Firefighters cut into an exterior wall to reach the crematorium chimney at Keizer Funeral Chapel Monday, Dec. 12. (KEIZERTIMES/Eric A. Howald)

Firefighters cut into an exterior wall to reach the crematorium chimney at Keizer Funeral Chapel Monday, Dec. 12. (KEIZERTIMES/Eric A. Howald)

By ERIC A. HOWALD
Of the Keizertimes

A chimney fire in the crematorium at Keizer Funeral Chapel on River Road North, kept crews from throughout the region busy Monday, Dec. 12.

The Keizer Fire District, Marion County Fire District No. 1 and Salem Fire Department all responded to the call that came in shortly after 5:30 p.m. and remained on the scene for several hours making sure it was doused.

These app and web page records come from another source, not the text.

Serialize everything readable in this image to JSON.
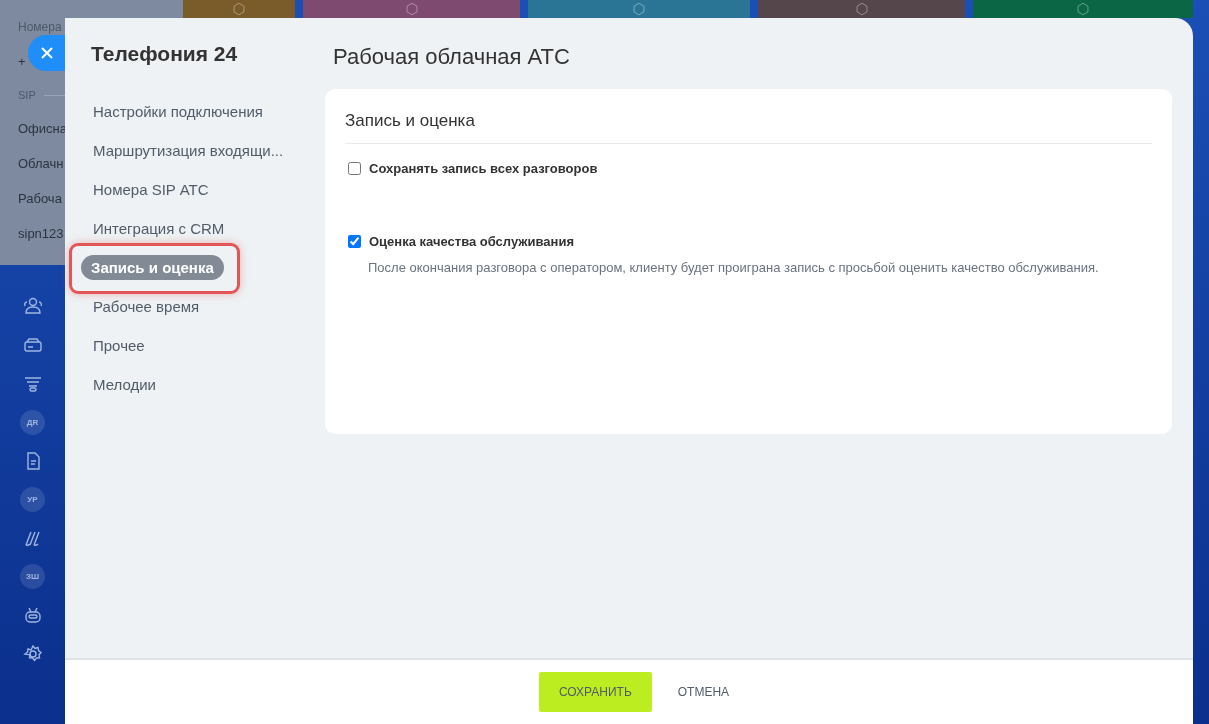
{
  "background": {
    "tiles": [
      {
        "color": "#7a5c2a"
      },
      {
        "color": "#7e4a70"
      },
      {
        "color": "#2a7595"
      },
      {
        "color": "#55464b"
      },
      {
        "color": "#0a6645"
      }
    ],
    "rail": [
      {
        "kind": "people"
      },
      {
        "kind": "drive"
      },
      {
        "kind": "funnel"
      },
      {
        "kind": "avatar",
        "label": "ДR"
      },
      {
        "kind": "document"
      },
      {
        "kind": "avatar",
        "label": "УР"
      },
      {
        "kind": "scribble"
      },
      {
        "kind": "avatar",
        "label": "ЗШ"
      },
      {
        "kind": "robot"
      },
      {
        "kind": "gear"
      }
    ],
    "panel": [
      {
        "kind": "heading",
        "label": "Номера"
      },
      {
        "kind": "item",
        "label": "+"
      },
      {
        "kind": "divider",
        "label": "SIP"
      },
      {
        "kind": "item",
        "label": "Офисна"
      },
      {
        "kind": "item",
        "label": "Облачн"
      },
      {
        "kind": "item",
        "label": "Рабоча"
      },
      {
        "kind": "item",
        "label": "sipn123"
      }
    ]
  },
  "slider": {
    "title": "Телефония 24",
    "nav": [
      {
        "label": "Настройки подключения",
        "selected": false,
        "highlighted": false
      },
      {
        "label": "Маршрутизация входящи...",
        "selected": false,
        "highlighted": false
      },
      {
        "label": "Номера SIP АТС",
        "selected": false,
        "highlighted": false
      },
      {
        "label": "Интеграция с CRM",
        "selected": false,
        "highlighted": false
      },
      {
        "label": "Запись и оценка",
        "selected": true,
        "highlighted": true
      },
      {
        "label": "Рабочее время",
        "selected": false,
        "highlighted": false
      },
      {
        "label": "Прочее",
        "selected": false,
        "highlighted": false
      },
      {
        "label": "Мелодии",
        "selected": false,
        "highlighted": false
      }
    ],
    "header": "Рабочая облачная АТС",
    "section": {
      "title": "Запись и оценка",
      "options": [
        {
          "label": "Сохранять запись всех разговоров",
          "checked": false
        },
        {
          "label": "Оценка качества обслуживания",
          "checked": true,
          "description": "После окончания разговора с оператором, клиенту будет проиграна запись с просьбой оценить качество обслуживания."
        }
      ]
    },
    "buttons": [
      {
        "kind": "primary",
        "label": "СОХРАНИТЬ"
      },
      {
        "kind": "link",
        "label": "ОТМЕНА"
      }
    ]
  }
}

Firefighters arrived on the scene to smoke coming out from eaves all around the building, but no visible flames. The source of the smoke was determined to be the chimney of the business’ crematorium.

“It was glowing red hot and there was wood frame around it and that was beginning to smolder. The ceiling is 10 foot high, but there is an attic space that we had to get into to get at the chimney,” said Chief Jeff Cowan, of the Keizer Fire District, about 90 minutes into the battle. “It’s not real complex, and the smoke is a good color now.”

A tile roof and thick siding complicated the attack and a large section of the exterior wall had to be removed in the hours that followed the initial call.

The funeral director noticed the smoke as he was leaving for the evening and got the one remaining employee out of the building.

“He reported having trouble with the retort of the crematorium where they put the bodies in throughout the day,” said Anne-Marie Storms, KFD spokesperson. “They shut it down and tried to cool it down, but in the meantime this occurred.”

Repair technicians had already been scheduled to come out and look at the problem the following day.

In all, seven engines, four medic units, one ladder truck, a support vehicle and a duty officer responded to the fire.

Storms said it probably seemed like a lot for drivers as they passed, but “just getting to the chimney is wearing out a lot of our guys.”

Cowan and Storms reminded city residents to have their chimneys inspected and cleaned annually before using them and to check smoke detectors.